Originally, the play was intended for one actress only, with no props besides a swing and one costume. However, it can also be performed with two or multiple actors.” (http://en.wikipedia.org/wiki/The_Syringa_Tree)
I find that last line particularly intriguing and I’m really curious to know if Pamela Gien has made that allowance in her script. I would suspect not, as she performed it solo in the original off-Broadway version. I think it’s fair to assume that she would have performed it the way she felt it should be performed. (I could be wrong.)
I fully understand, however, why a company might decide to add other actors to a Solo actor show. There is something very compelling about “the chemistry” that happens between two or more actors when they perform on stage that is always missing from solo work.I usually prefer the performances of multiple actors over solo actors because I enjoy this chemistry so much.
That is not to say that solo performances aren’t worth seeing. Many of them are quite excellent. Pierre Brault’s Portrait of An Unidentified Man, for instance, is a great example of one that did everything right. It was unquestionably one of the best shows I’ve seen this year.
I’m not sure how I feel about converting solo actor scripts into multi-actor scripts, which brings us to Wayne’s question of the day:

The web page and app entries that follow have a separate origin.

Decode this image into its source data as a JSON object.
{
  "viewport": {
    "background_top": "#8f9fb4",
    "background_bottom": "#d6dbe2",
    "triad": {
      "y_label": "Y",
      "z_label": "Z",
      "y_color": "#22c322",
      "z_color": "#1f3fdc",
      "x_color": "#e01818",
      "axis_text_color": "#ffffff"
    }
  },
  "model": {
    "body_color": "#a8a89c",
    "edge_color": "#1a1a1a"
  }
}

Is it OK to take a script intended to be performed by one actor and turn it into a multi-actor piece? Judging by the Wiki entry, this is precisely what someone did at some point with The Syringa Tree.
(Bonus points will be given to anyone who has read the play and can therefore illuminate us on whether Gien has actually made allowances for this in her script.)